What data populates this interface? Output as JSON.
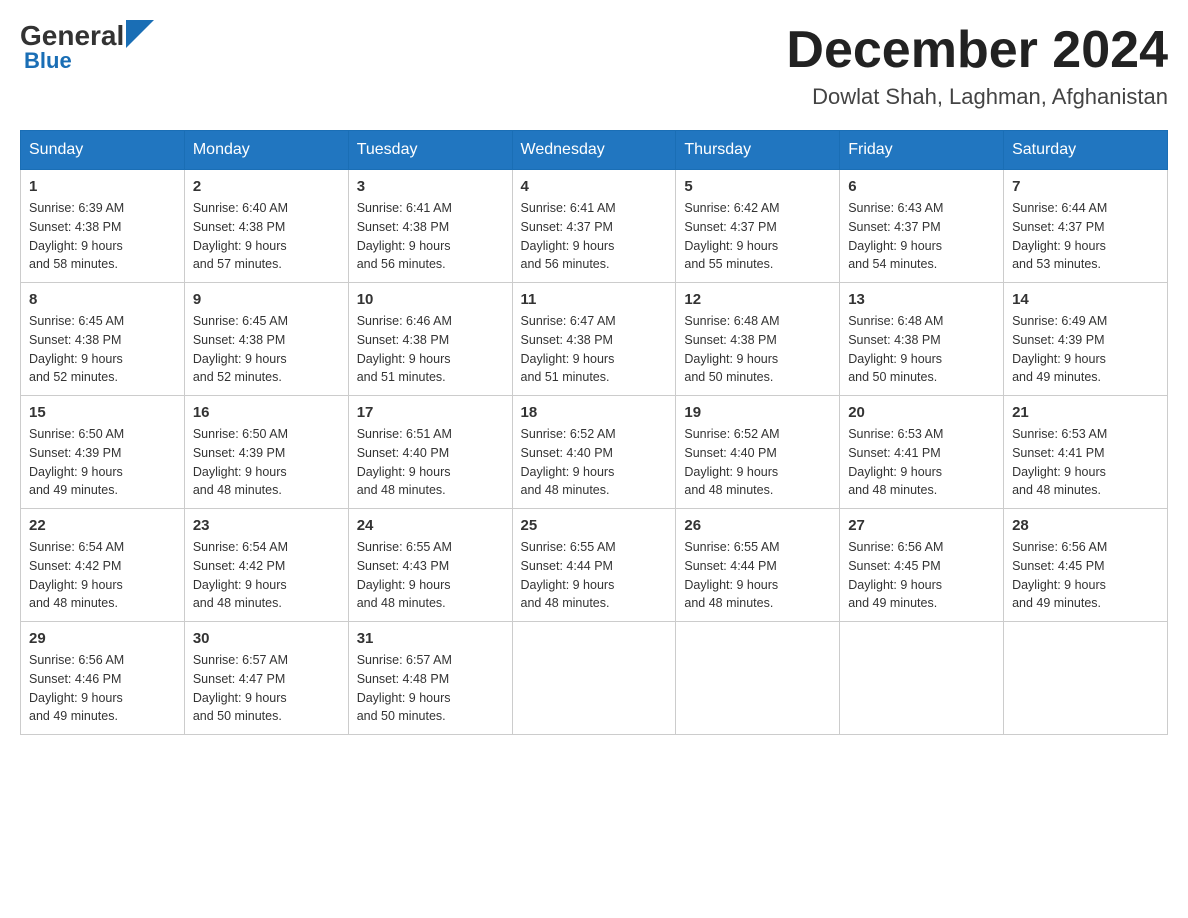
{
  "header": {
    "logo_general": "General",
    "logo_blue": "Blue",
    "month_title": "December 2024",
    "location": "Dowlat Shah, Laghman, Afghanistan"
  },
  "weekdays": [
    "Sunday",
    "Monday",
    "Tuesday",
    "Wednesday",
    "Thursday",
    "Friday",
    "Saturday"
  ],
  "weeks": [
    [
      {
        "day": "1",
        "sunrise": "6:39 AM",
        "sunset": "4:38 PM",
        "daylight": "9 hours and 58 minutes."
      },
      {
        "day": "2",
        "sunrise": "6:40 AM",
        "sunset": "4:38 PM",
        "daylight": "9 hours and 57 minutes."
      },
      {
        "day": "3",
        "sunrise": "6:41 AM",
        "sunset": "4:38 PM",
        "daylight": "9 hours and 56 minutes."
      },
      {
        "day": "4",
        "sunrise": "6:41 AM",
        "sunset": "4:37 PM",
        "daylight": "9 hours and 56 minutes."
      },
      {
        "day": "5",
        "sunrise": "6:42 AM",
        "sunset": "4:37 PM",
        "daylight": "9 hours and 55 minutes."
      },
      {
        "day": "6",
        "sunrise": "6:43 AM",
        "sunset": "4:37 PM",
        "daylight": "9 hours and 54 minutes."
      },
      {
        "day": "7",
        "sunrise": "6:44 AM",
        "sunset": "4:37 PM",
        "daylight": "9 hours and 53 minutes."
      }
    ],
    [
      {
        "day": "8",
        "sunrise": "6:45 AM",
        "sunset": "4:38 PM",
        "daylight": "9 hours and 52 minutes."
      },
      {
        "day": "9",
        "sunrise": "6:45 AM",
        "sunset": "4:38 PM",
        "daylight": "9 hours and 52 minutes."
      },
      {
        "day": "10",
        "sunrise": "6:46 AM",
        "sunset": "4:38 PM",
        "daylight": "9 hours and 51 minutes."
      },
      {
        "day": "11",
        "sunrise": "6:47 AM",
        "sunset": "4:38 PM",
        "daylight": "9 hours and 51 minutes."
      },
      {
        "day": "12",
        "sunrise": "6:48 AM",
        "sunset": "4:38 PM",
        "daylight": "9 hours and 50 minutes."
      },
      {
        "day": "13",
        "sunrise": "6:48 AM",
        "sunset": "4:38 PM",
        "daylight": "9 hours and 50 minutes."
      },
      {
        "day": "14",
        "sunrise": "6:49 AM",
        "sunset": "4:39 PM",
        "daylight": "9 hours and 49 minutes."
      }
    ],
    [
      {
        "day": "15",
        "sunrise": "6:50 AM",
        "sunset": "4:39 PM",
        "daylight": "9 hours and 49 minutes."
      },
      {
        "day": "16",
        "sunrise": "6:50 AM",
        "sunset": "4:39 PM",
        "daylight": "9 hours and 48 minutes."
      },
      {
        "day": "17",
        "sunrise": "6:51 AM",
        "sunset": "4:40 PM",
        "daylight": "9 hours and 48 minutes."
      },
      {
        "day": "18",
        "sunrise": "6:52 AM",
        "sunset": "4:40 PM",
        "daylight": "9 hours and 48 minutes."
      },
      {
        "day": "19",
        "sunrise": "6:52 AM",
        "sunset": "4:40 PM",
        "daylight": "9 hours and 48 minutes."
      },
      {
        "day": "20",
        "sunrise": "6:53 AM",
        "sunset": "4:41 PM",
        "daylight": "9 hours and 48 minutes."
      },
      {
        "day": "21",
        "sunrise": "6:53 AM",
        "sunset": "4:41 PM",
        "daylight": "9 hours and 48 minutes."
      }
    ],
    [
      {
        "day": "22",
        "sunrise": "6:54 AM",
        "sunset": "4:42 PM",
        "daylight": "9 hours and 48 minutes."
      },
      {
        "day": "23",
        "sunrise": "6:54 AM",
        "sunset": "4:42 PM",
        "daylight": "9 hours and 48 minutes."
      },
      {
        "day": "24",
        "sunrise": "6:55 AM",
        "sunset": "4:43 PM",
        "daylight": "9 hours and 48 minutes."
      },
      {
        "day": "25",
        "sunrise": "6:55 AM",
        "sunset": "4:44 PM",
        "daylight": "9 hours and 48 minutes."
      },
      {
        "day": "26",
        "sunrise": "6:55 AM",
        "sunset": "4:44 PM",
        "daylight": "9 hours and 48 minutes."
      },
      {
        "day": "27",
        "sunrise": "6:56 AM",
        "sunset": "4:45 PM",
        "daylight": "9 hours and 49 minutes."
      },
      {
        "day": "28",
        "sunrise": "6:56 AM",
        "sunset": "4:45 PM",
        "daylight": "9 hours and 49 minutes."
      }
    ],
    [
      {
        "day": "29",
        "sunrise": "6:56 AM",
        "sunset": "4:46 PM",
        "daylight": "9 hours and 49 minutes."
      },
      {
        "day": "30",
        "sunrise": "6:57 AM",
        "sunset": "4:47 PM",
        "daylight": "9 hours and 50 minutes."
      },
      {
        "day": "31",
        "sunrise": "6:57 AM",
        "sunset": "4:48 PM",
        "daylight": "9 hours and 50 minutes."
      },
      null,
      null,
      null,
      null
    ]
  ],
  "labels": {
    "sunrise": "Sunrise:",
    "sunset": "Sunset:",
    "daylight": "Daylight:"
  }
}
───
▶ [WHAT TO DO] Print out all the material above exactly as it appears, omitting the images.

▶ [ANSWER FOR THIS EXERCISE]
What data populates this interface? Output as JSON.
{
  "header": {
    "logo_general": "General",
    "logo_blue": "Blue",
    "month_title": "December 2024",
    "location": "Dowlat Shah, Laghman, Afghanistan"
  },
  "weekdays": [
    "Sunday",
    "Monday",
    "Tuesday",
    "Wednesday",
    "Thursday",
    "Friday",
    "Saturday"
  ],
  "weeks": [
    [
      {
        "day": "1",
        "sunrise": "6:39 AM",
        "sunset": "4:38 PM",
        "daylight": "9 hours and 58 minutes."
      },
      {
        "day": "2",
        "sunrise": "6:40 AM",
        "sunset": "4:38 PM",
        "daylight": "9 hours and 57 minutes."
      },
      {
        "day": "3",
        "sunrise": "6:41 AM",
        "sunset": "4:38 PM",
        "daylight": "9 hours and 56 minutes."
      },
      {
        "day": "4",
        "sunrise": "6:41 AM",
        "sunset": "4:37 PM",
        "daylight": "9 hours and 56 minutes."
      },
      {
        "day": "5",
        "sunrise": "6:42 AM",
        "sunset": "4:37 PM",
        "daylight": "9 hours and 55 minutes."
      },
      {
        "day": "6",
        "sunrise": "6:43 AM",
        "sunset": "4:37 PM",
        "daylight": "9 hours and 54 minutes."
      },
      {
        "day": "7",
        "sunrise": "6:44 AM",
        "sunset": "4:37 PM",
        "daylight": "9 hours and 53 minutes."
      }
    ],
    [
      {
        "day": "8",
        "sunrise": "6:45 AM",
        "sunset": "4:38 PM",
        "daylight": "9 hours and 52 minutes."
      },
      {
        "day": "9",
        "sunrise": "6:45 AM",
        "sunset": "4:38 PM",
        "daylight": "9 hours and 52 minutes."
      },
      {
        "day": "10",
        "sunrise": "6:46 AM",
        "sunset": "4:38 PM",
        "daylight": "9 hours and 51 minutes."
      },
      {
        "day": "11",
        "sunrise": "6:47 AM",
        "sunset": "4:38 PM",
        "daylight": "9 hours and 51 minutes."
      },
      {
        "day": "12",
        "sunrise": "6:48 AM",
        "sunset": "4:38 PM",
        "daylight": "9 hours and 50 minutes."
      },
      {
        "day": "13",
        "sunrise": "6:48 AM",
        "sunset": "4:38 PM",
        "daylight": "9 hours and 50 minutes."
      },
      {
        "day": "14",
        "sunrise": "6:49 AM",
        "sunset": "4:39 PM",
        "daylight": "9 hours and 49 minutes."
      }
    ],
    [
      {
        "day": "15",
        "sunrise": "6:50 AM",
        "sunset": "4:39 PM",
        "daylight": "9 hours and 49 minutes."
      },
      {
        "day": "16",
        "sunrise": "6:50 AM",
        "sunset": "4:39 PM",
        "daylight": "9 hours and 48 minutes."
      },
      {
        "day": "17",
        "sunrise": "6:51 AM",
        "sunset": "4:40 PM",
        "daylight": "9 hours and 48 minutes."
      },
      {
        "day": "18",
        "sunrise": "6:52 AM",
        "sunset": "4:40 PM",
        "daylight": "9 hours and 48 minutes."
      },
      {
        "day": "19",
        "sunrise": "6:52 AM",
        "sunset": "4:40 PM",
        "daylight": "9 hours and 48 minutes."
      },
      {
        "day": "20",
        "sunrise": "6:53 AM",
        "sunset": "4:41 PM",
        "daylight": "9 hours and 48 minutes."
      },
      {
        "day": "21",
        "sunrise": "6:53 AM",
        "sunset": "4:41 PM",
        "daylight": "9 hours and 48 minutes."
      }
    ],
    [
      {
        "day": "22",
        "sunrise": "6:54 AM",
        "sunset": "4:42 PM",
        "daylight": "9 hours and 48 minutes."
      },
      {
        "day": "23",
        "sunrise": "6:54 AM",
        "sunset": "4:42 PM",
        "daylight": "9 hours and 48 minutes."
      },
      {
        "day": "24",
        "sunrise": "6:55 AM",
        "sunset": "4:43 PM",
        "daylight": "9 hours and 48 minutes."
      },
      {
        "day": "25",
        "sunrise": "6:55 AM",
        "sunset": "4:44 PM",
        "daylight": "9 hours and 48 minutes."
      },
      {
        "day": "26",
        "sunrise": "6:55 AM",
        "sunset": "4:44 PM",
        "daylight": "9 hours and 48 minutes."
      },
      {
        "day": "27",
        "sunrise": "6:56 AM",
        "sunset": "4:45 PM",
        "daylight": "9 hours and 49 minutes."
      },
      {
        "day": "28",
        "sunrise": "6:56 AM",
        "sunset": "4:45 PM",
        "daylight": "9 hours and 49 minutes."
      }
    ],
    [
      {
        "day": "29",
        "sunrise": "6:56 AM",
        "sunset": "4:46 PM",
        "daylight": "9 hours and 49 minutes."
      },
      {
        "day": "30",
        "sunrise": "6:57 AM",
        "sunset": "4:47 PM",
        "daylight": "9 hours and 50 minutes."
      },
      {
        "day": "31",
        "sunrise": "6:57 AM",
        "sunset": "4:48 PM",
        "daylight": "9 hours and 50 minutes."
      },
      null,
      null,
      null,
      null
    ]
  ],
  "labels": {
    "sunrise": "Sunrise:",
    "sunset": "Sunset:",
    "daylight": "Daylight:"
  }
}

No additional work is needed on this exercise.